The decision by parliament to vet and subsequently reject Apaloo’s nomination was described as unconstitutional by the lawyers for the plaintiff (Dr Amoako Tuffour), who were Nana Addo Dankwa Akufo-Addo, current president of Ghana; legal luminary, Tsatsu Tsikata; and Dr Edmund Prempeh.

While the relationship between two of the lawyers, Nana Akufo-Addo and Tsatsu Tsikata have become frosty in recent times, as has been captured above, the pair once worked together to make a strong case for rule of law.

According to the case brief contained on, the plaintiff invoked the original jurisdiction of the Supreme Court under article 118(1)(a) of the 1979 Constitution.

The plaintiff sought a declaration that upon the coming in force of the 1979 Constitution, Kwasi Apaloo was deemed to have been appointed Chief Justice of the Republic and as such became president and member of the Supreme Court.

Dr Tuffour, through his lawyers, further sought a declaration by the court that Apaloo remained Chief Justice of the Republic and President of the Supreme Court adding that the vetting and rejection by parliament were in contravention of the constitution and must therefore be declared null and void.

The defendant in the case, Attorney General, Joe Reindorf, first argued that the court lacked jurisdiction, while claiming the plaintiff did not have the capacity to make a case.

A-G Reindorf further argued that any case falling under Article 118 must have a cause of action for which a relief could be granted by the Supreme Court.

On whether the Speaker of Parliament was competent to fill the position, the A-G argued no court had the power to call into question parliamentary proceedings.

The Akufo-Addo-Tsatsu-Prempeh partnership in the case

At the time of the case, Nana Akufo-Addo was 35-years-old, while Tsatsu Tsikata was 29. They argued that the writ filed by the plaintiff was to seek interpretation and enforcement of certain provisions of the 1979 Constitution.

Counsel for the plaintiff (Amoako Tuffour) further argued that since the 1979 Constitution had come into force, a new order was then enforced, adding that for continuity to fully take place, both old and new framers had to put in place schemes by which certain office holders were deemed to have been appointed into the equivalent offices upon the coming into force of the constitution.

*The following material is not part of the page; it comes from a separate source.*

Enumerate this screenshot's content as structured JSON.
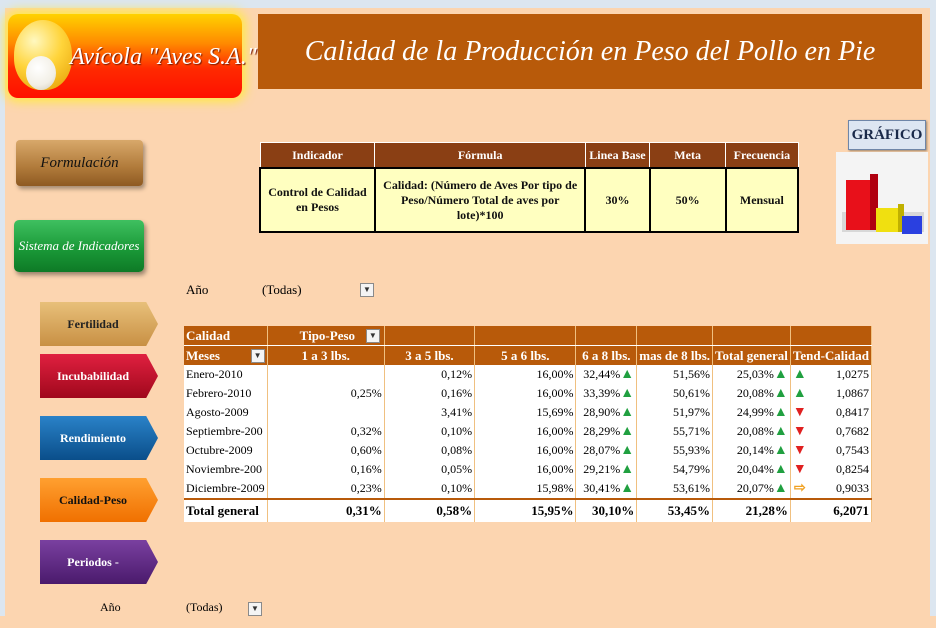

Dr Tuffour’s counsel, led by Akufo-Addo, argued that Justice Apaloo, who was already serving as Chief Justice under the 1979 Constitution, was not deemed to be nominated, endorsed and subjected to parliamentary approval for the position.

A-G Joe Reindorf, however, conceded that Apaloo was the Chief Justice but argued that the courts he presided over were different from ones which the new constitution created in 1979, adding that a new Supreme Court had been imposed on the hierarchy of courts at the time.

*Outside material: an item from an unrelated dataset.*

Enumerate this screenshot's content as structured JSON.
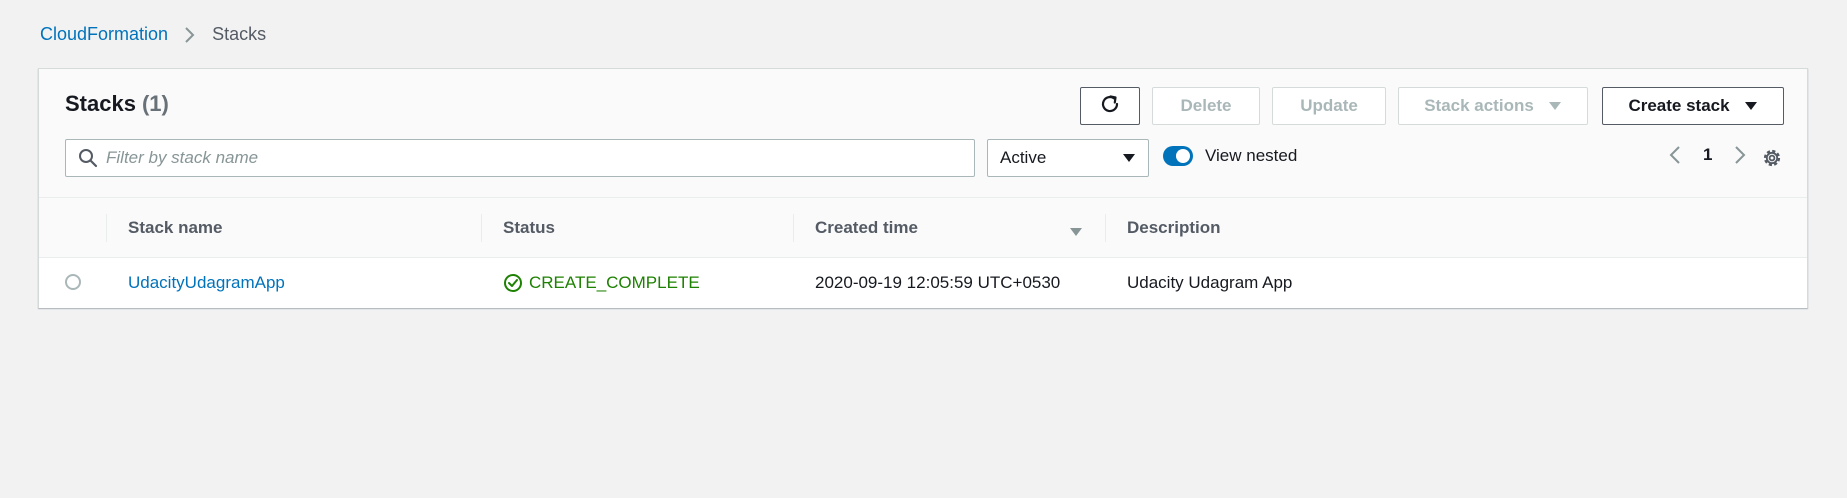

The A-G further argued that since there was no Supreme Court at the time the new order was created, no Chief Justice could hold a position of the Supreme Court as Kwasi Apaloo, who was Chief Justice of the Court of Appeal, had to go through the procedure under article 127(1) to become a Chief Justice.

Despite the various arguments made by the A-G in the matter, the court, presided by Justice Sowah, determined that the court was unable to accept the submission of the Attorney-General regarding estoppel by election and accordingly dismissed it.


This led to a win for the plaintiff [Dr Amoako Tuffour] and his counsel, led by Nana Akufo-Addo, Tsatsu Tsikata, and Dr Edmund Prempeh.

Today, both Akufo-Addo and Tsatsu Tsikata have disagreed on many things on the legal and political front, as the two clashed in court during the 2012 Akufo-Addo vs John Mahama election petition case and subsequently the John Mahama vs Akufo-Addo election petition in 2021.

With additional files from